Example: An Image using Computed Fields in a Table

This example is a continuation of the Example: How Images use Tiles from Tables topic.


Using the same bronze image from the previous example, we make a copy of the bronze Tiles table under the name bronze Tiles 2.   


We edit the Properties of the bronze image so it uses the bronze Tiles 2 table.  


We open the bronze Tiles 2 table.


Next, we click on the asterisk * column in the bronze Tiles 2 table to add a new field called cTile of type tile.  We use the name cTile as a mnemonic for "computed tile" since we are going to make this new field a computed field.



We check the Set field values box, which expands the New Field dialog to allow us to enter a computed field.




In the Expression tab we choose the TileAbs(<tile>) function to operate on the Tile field, writing the expression TileAbs([Tile]).   This is an absolute value function that when applied to RGB data has the effect of cutting out and using the first channel.
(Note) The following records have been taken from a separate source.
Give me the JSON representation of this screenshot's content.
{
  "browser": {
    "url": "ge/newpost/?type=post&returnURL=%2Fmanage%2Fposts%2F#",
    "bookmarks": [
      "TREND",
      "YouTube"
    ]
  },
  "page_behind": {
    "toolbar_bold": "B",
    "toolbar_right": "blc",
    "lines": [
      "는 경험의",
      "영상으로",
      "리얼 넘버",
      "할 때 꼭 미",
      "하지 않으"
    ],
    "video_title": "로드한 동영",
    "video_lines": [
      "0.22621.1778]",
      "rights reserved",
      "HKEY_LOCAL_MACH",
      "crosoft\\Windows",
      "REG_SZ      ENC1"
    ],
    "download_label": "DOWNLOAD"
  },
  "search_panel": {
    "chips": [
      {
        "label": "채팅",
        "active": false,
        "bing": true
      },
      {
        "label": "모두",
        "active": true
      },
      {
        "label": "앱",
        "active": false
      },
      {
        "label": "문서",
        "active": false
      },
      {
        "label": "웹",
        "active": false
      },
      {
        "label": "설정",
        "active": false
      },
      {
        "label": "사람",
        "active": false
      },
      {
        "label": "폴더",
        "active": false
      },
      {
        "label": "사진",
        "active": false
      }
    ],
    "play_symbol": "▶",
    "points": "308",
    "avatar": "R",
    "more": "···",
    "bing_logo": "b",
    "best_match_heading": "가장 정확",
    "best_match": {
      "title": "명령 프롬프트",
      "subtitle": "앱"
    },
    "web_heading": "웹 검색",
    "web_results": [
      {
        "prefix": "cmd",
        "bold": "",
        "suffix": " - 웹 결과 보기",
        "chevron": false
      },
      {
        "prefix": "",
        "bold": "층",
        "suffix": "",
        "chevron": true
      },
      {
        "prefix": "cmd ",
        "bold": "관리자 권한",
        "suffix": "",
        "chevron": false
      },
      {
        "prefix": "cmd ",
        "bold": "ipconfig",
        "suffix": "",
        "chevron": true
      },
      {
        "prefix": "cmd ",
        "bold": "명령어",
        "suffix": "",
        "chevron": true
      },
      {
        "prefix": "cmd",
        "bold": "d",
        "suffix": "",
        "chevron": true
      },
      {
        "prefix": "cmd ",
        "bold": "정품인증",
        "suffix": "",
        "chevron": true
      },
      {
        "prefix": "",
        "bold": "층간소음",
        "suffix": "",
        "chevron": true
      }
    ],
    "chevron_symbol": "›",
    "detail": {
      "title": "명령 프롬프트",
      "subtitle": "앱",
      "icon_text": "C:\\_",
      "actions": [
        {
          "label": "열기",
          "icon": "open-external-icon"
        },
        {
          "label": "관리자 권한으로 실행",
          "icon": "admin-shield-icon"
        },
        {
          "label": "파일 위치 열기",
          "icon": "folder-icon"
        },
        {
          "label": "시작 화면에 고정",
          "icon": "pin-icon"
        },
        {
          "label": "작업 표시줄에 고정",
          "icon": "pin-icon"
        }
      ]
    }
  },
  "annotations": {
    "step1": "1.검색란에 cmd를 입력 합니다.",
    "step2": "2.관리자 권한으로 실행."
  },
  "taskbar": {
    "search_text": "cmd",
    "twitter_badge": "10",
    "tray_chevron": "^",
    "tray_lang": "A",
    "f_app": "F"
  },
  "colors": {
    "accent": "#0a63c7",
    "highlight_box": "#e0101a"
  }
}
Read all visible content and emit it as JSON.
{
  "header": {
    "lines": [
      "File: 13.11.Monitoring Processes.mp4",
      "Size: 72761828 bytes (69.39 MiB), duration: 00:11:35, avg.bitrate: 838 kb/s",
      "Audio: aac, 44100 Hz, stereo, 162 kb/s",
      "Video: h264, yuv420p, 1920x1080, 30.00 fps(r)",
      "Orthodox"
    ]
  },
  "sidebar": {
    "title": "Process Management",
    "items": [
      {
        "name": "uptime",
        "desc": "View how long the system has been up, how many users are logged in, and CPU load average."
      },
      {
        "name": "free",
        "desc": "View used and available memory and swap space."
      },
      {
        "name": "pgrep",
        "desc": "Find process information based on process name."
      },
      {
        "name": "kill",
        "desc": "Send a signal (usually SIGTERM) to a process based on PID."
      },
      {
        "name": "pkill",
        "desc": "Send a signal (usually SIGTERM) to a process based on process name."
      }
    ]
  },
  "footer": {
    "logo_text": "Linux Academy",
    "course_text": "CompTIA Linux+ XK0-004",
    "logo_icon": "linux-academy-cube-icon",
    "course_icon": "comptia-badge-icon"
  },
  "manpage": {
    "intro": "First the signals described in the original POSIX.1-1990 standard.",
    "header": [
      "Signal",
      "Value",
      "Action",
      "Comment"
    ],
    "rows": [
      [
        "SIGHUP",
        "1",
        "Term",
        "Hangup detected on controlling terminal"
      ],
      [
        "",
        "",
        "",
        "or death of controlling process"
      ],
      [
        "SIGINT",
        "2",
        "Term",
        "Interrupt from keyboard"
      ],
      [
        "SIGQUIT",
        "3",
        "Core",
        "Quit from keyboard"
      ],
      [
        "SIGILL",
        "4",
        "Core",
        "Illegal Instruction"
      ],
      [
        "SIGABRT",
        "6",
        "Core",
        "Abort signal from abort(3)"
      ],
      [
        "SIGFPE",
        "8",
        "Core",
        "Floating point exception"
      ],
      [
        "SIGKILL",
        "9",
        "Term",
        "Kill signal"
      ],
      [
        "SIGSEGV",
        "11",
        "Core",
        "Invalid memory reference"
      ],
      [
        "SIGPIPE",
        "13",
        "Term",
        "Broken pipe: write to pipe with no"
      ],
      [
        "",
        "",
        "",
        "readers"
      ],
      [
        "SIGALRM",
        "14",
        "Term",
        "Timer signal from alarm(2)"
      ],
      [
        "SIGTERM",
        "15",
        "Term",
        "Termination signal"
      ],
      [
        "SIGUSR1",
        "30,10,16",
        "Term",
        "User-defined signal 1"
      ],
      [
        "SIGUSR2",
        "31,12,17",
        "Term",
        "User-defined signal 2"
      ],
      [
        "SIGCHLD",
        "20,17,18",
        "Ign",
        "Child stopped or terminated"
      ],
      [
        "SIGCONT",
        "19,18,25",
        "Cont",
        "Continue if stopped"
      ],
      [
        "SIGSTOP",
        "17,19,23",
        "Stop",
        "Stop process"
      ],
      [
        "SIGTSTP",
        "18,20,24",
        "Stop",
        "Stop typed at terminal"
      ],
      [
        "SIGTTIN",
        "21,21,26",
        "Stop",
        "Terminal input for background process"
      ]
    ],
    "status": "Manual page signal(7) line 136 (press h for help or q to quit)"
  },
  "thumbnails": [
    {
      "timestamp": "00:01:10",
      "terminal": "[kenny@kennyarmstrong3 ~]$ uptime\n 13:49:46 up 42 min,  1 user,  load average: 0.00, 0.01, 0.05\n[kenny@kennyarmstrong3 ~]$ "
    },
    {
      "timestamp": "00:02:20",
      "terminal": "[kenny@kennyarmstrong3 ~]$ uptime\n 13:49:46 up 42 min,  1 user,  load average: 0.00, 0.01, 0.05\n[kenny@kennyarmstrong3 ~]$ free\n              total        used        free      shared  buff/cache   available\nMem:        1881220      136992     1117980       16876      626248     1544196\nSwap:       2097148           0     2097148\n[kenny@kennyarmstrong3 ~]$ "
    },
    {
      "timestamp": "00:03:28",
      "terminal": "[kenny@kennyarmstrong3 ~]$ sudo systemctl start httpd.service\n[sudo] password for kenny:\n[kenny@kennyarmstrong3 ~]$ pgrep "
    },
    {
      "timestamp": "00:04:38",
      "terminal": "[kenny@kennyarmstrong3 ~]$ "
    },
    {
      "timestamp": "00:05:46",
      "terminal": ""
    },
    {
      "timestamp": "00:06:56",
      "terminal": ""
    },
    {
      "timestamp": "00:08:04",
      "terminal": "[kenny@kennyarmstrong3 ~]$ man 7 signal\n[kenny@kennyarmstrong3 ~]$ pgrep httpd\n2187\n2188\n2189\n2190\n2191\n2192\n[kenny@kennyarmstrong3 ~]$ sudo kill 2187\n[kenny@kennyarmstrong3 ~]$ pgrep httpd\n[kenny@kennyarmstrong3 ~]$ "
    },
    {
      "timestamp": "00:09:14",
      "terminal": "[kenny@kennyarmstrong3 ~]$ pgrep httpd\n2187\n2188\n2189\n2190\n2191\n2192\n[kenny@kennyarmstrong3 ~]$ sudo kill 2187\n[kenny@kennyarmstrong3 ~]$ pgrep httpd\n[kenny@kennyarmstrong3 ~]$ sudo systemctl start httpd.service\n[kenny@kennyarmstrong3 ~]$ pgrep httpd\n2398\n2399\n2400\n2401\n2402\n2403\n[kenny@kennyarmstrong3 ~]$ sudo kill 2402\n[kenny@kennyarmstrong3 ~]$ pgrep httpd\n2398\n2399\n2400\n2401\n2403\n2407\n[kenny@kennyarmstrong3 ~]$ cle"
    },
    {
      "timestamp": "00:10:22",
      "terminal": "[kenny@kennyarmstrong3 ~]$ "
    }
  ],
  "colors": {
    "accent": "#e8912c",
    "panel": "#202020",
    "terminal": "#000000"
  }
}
We add the computed field to the table where it appears as type tile.




Back in the Properties of the bronze image we change the FieldTile value to use the new computed field, cTile.  




When we press OK to update the image's properties we see it is now drawn in a sort of gray scale, the result of the TileAbs function operating on the pixel values within the tiles of the Tile fields for each record to grab the first channel of each pixel.


The example shows not only the use of a computed field, it also shows how images can take their content from whatever compatible table and field their properties specify.   In this example we created a bronze Tiles 2 table that has two fields of type tile, one the original data and the other a field computed from that original data.  We could use either column in an image.  Note that the new, computed tiles are made up of different data in each pixel but the image display nonetheless still was able to create an image.


Multiple images can use multiple fields from the same table at the same time.   We could copy the bronze  image and paste to create a new bronze4 image and then edit the properties of the bronze4 image so it would use the original Tiles field in the bronze Tiles 2 table for its tiles.  We could then have both the bronze4 image and the bronze image open at the same time, both drawing their tiles from the same table but from different fields in that table.


One of the benefits of Manifold's "everything is a table" philosophy is the ability to keep just one copy of data somewhere and then see different views of that data based upon computations.  Manifold is fast, especially when GPU parallel processing can be used, so it is a realistic strategy to do even complex computations on large images to transform data on the fly for display in different forms based on a single, stored data set.


See Also



Images and Channels


Palette Images




Style: Presenting Images


Style: Autocontrast


Style: Palettes




Example: How Images use Tiles from Tables - An example showing how an image is made up from data stored in a table in tiles.


Example: Create Two Images From One Table - More than one image can show data from the same table, including from the same tile field.


Example: Change the Contrast of an Image - In this example we use the Edit - Style dialog to change the contrast of an image.


Example: Use the BGR Button to Assign Channels - The BGR button in the Edit - Style dialog for images allows us to assign channels in the data to B, G and R outputs that create the displayed image, using BGR, RGB or Grayscale ordering.


Example: Assign Channels using Source - The Source control in the Style dialog for images assigns channels to display outputs such as R, G, B or A.  .  This topic shows examples of using Source and the visual results.


Example: Set Image Transparency using Alpha - The A row in the Style dialog allows us to specify what transparency we want to apply to the image, either by applying the same value for A for all pixels or by using one of the other channels to also control the A value.


Example: Autocontrast and Hill Shading Images using Style - This example shows how the Edit - Style dialog can hill shade an image using the values of pixels as heights and generating shadows as if the Sun were located at the specified azimuth and altitude.   This capability is used most frequently with raster images to give an impression of three dimensionality in cases where the values of pixels represent terrain elevations.


Example: Style Applied to an Image Server Image - Because the Edit - Style dialog simply changes the way an image is displayed and not the data, it can operate on read-only data served by various web servers such as WMS REST servers.    In this example we look at every detail of creating a data source using an image server and then manipulating the appearance of the display with Style.  We will connect to a WMS server that provides LiDAR data in various forms, including as terrain elevation.